NVIDIA is also including HDR10 support, which is the HDR format that is being used for PC gaming.
While Sony released the very first OLED TV back in 2008; an 11 inch display which sold for $2,500USD, the company abandoned the field to rivals such as LG who went on to solve some of the large scale manufacturing issues. But at CES this week, Sony have announced they're back - and in a big way.
Branded under the Bravia TV line, the A1E series will be available in 55, 65 and 77 inch sizes and will feature 4K resolution, Dolby Vision and base HDR-10 standard, multiple HDMI 2.1 ports and Android TV built in. While Sony aren't producing the panel themselves, the unit will benefit from Sony's experience in image processing and will be built on what they're calling the '4K HDR processor X1™ Extreme'.
Sony's OLED models are expected to roll out sometime mid-year.
CES 2017 - LG and Dolby today announced that LG's upcoming OLED lineup will be the first TVs to support both Dolby Vision and Dolby Atmos for combined high-performance visual and sound experiences.
LG's entire fleet of 2017 OLED TVs will support the new Dolby Atmos 3D audio and Dolby Vision HDR specs, including the following models: 77/65W7, 77/65G7, 65/55E7, 65/55C7, and 65/55B7. If you own a current LG Super UHD 4KTV, don't worry: those models will continue supporting Dobly Vision throughout 2017, including the LG 2017 SJ9500, SJ8500, and JS800 Super UHD TVs.
Dolby further announced that major studios including Warner Bros. and Universal Pictures will roll out Dolby Vision enhanced content, and that consumers will soon be able to buy 4K UHD Blu-rays with built-in Dolby Vision HDR support.
CES 2017 - Something that caught my eye early on at CES this year was that Amazon has been working with Seiki Digital, Westinghouse, and Element Electronics - who are all by the way, owned by Chinese company Tongfang Global - with Alexa-powered 4K TVs.
This means Amazon's Fire TV Edition will be something worth paying attention to, as the TVs are 4K-capable, sport 3GB of RAM and 16GB of expandable storage, Bluetooth/Wi-Fi/Ethernet connectivity, and will arrive in sizes between 43 inches and 65 inches.
They all rock the latest and greatest Fire TV interface (which looks great in person) - as you can use voice commands to switch between 4K Blu-ray through one of the HDMI ports, or even rename one of the HDMI ports with voice commands.

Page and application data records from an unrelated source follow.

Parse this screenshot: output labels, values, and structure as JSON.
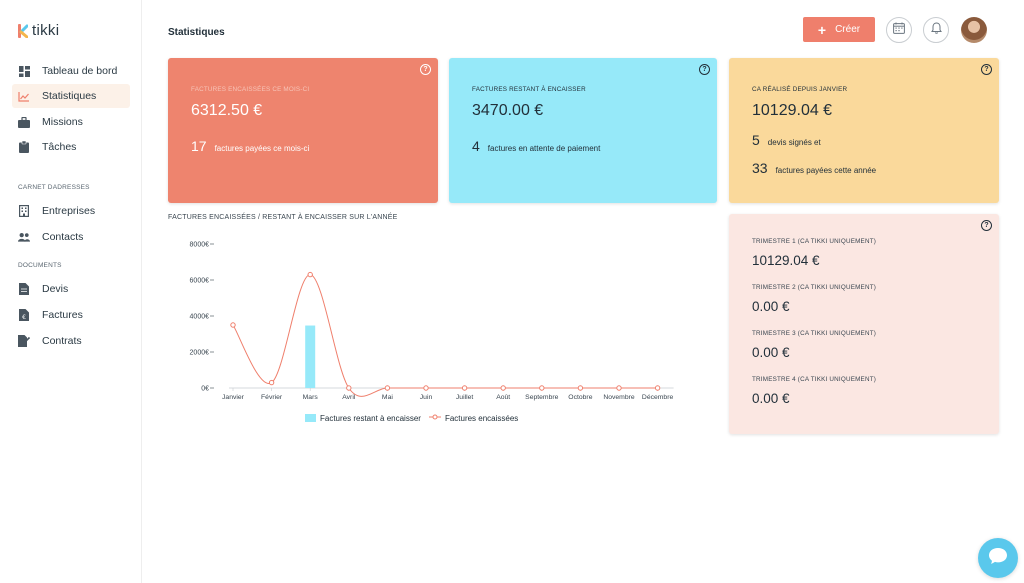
{
  "app": {
    "logo_text": "tikki"
  },
  "sidebar": {
    "items": [
      {
        "label": "Tableau de bord",
        "icon": "dashboard-icon"
      },
      {
        "label": "Statistiques",
        "icon": "chart-icon",
        "active": true
      },
      {
        "label": "Missions",
        "icon": "briefcase-icon"
      },
      {
        "label": "Tâches",
        "icon": "clipboard-icon"
      }
    ],
    "sections": [
      {
        "title": "CARNET DADRESSES",
        "items": [
          {
            "label": "Entreprises",
            "icon": "building-icon"
          },
          {
            "label": "Contacts",
            "icon": "users-icon"
          }
        ]
      },
      {
        "title": "DOCUMENTS",
        "items": [
          {
            "label": "Devis",
            "icon": "document-icon"
          },
          {
            "label": "Factures",
            "icon": "invoice-icon"
          },
          {
            "label": "Contrats",
            "icon": "contract-icon"
          }
        ]
      }
    ]
  },
  "header": {
    "title": "Statistiques",
    "create_label": "Créer"
  },
  "cards": {
    "red": {
      "label": "FACTURES ENCAISSÉES CE MOIS-CI",
      "amount": "6312.50 €",
      "count": "17",
      "count_text": "factures payées ce mois-ci"
    },
    "blue": {
      "label": "FACTURES RESTANT À ENCAISSER",
      "amount": "3470.00 €",
      "count": "4",
      "count_text": "factures en attente de paiement"
    },
    "yellow": {
      "label": "CA RÉALISÉ DEPUIS JANVIER",
      "amount": "10129.04 €",
      "count1": "5",
      "count1_text": "devis signés et",
      "count2": "33",
      "count2_text": "factures payées cette année"
    },
    "quarters": [
      {
        "label": "TRIMESTRE 1 (CA TIKKI UNIQUEMENT)",
        "amount": "10129.04 €"
      },
      {
        "label": "TRIMESTRE 2 (CA TIKKI UNIQUEMENT)",
        "amount": "0.00 €"
      },
      {
        "label": "TRIMESTRE 3 (CA TIKKI UNIQUEMENT)",
        "amount": "0.00 €"
      },
      {
        "label": "TRIMESTRE 4 (CA TIKKI UNIQUEMENT)",
        "amount": "0.00 €"
      }
    ]
  },
  "colors": {
    "accent": "#ef7f6c",
    "bar": "#96e9f9",
    "line": "#ef7f6c",
    "chat": "#5ac8ec"
  },
  "chart_data": {
    "type": "bar",
    "title": "FACTURES ENCAISSÉES / RESTANT À ENCAISSER SUR L'ANNÉE",
    "categories": [
      "Janvier",
      "Février",
      "Mars",
      "Avril",
      "Mai",
      "Juin",
      "Juillet",
      "Août",
      "Septembre",
      "Octobre",
      "Novembre",
      "Décembre"
    ],
    "ylim": [
      0,
      8000
    ],
    "yticks": [
      "0€",
      "2000€",
      "4000€",
      "6000€",
      "8000€"
    ],
    "ytick_values": [
      0,
      2000,
      4000,
      6000,
      8000
    ],
    "series": [
      {
        "name": "Factures restant à encaisser",
        "type": "bar",
        "values": [
          0,
          0,
          3470,
          0,
          0,
          0,
          0,
          0,
          0,
          0,
          0,
          0
        ]
      },
      {
        "name": "Factures encaissées",
        "type": "line",
        "values": [
          3500,
          300,
          6300,
          0,
          0,
          0,
          0,
          0,
          0,
          0,
          0,
          0
        ]
      }
    ]
  },
  "chat": {
    "icon": "chat-icon"
  }
}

You can switch to traditional TV, different outputs, or tell the remote what show you want to watch next.
CES 2017 - LG continues to push the boundaries of its OLED TV technology, with their new W-series 4K TVs being teased as a "Picture on Wall" experience - and well, they're right.
Engadget reports LG's new W-series 4K OLED TVs are just 2.6mm thin across the entire frame, and can be wall mounted. We have 4 x HDMI ports, 3 x USB connections, and an optical audio port. LG includes Dolby Atmos-capable soundbar, which is a nice touch.
LG is making their new W-series TVs available in both 65-inch and 77-inch, but no details on pricing or availability just yet. The G-series sets started at $4999, so these models should be more expensive.
One of the things we have to point out is that the W-series are so thin, they need to be wall mounted.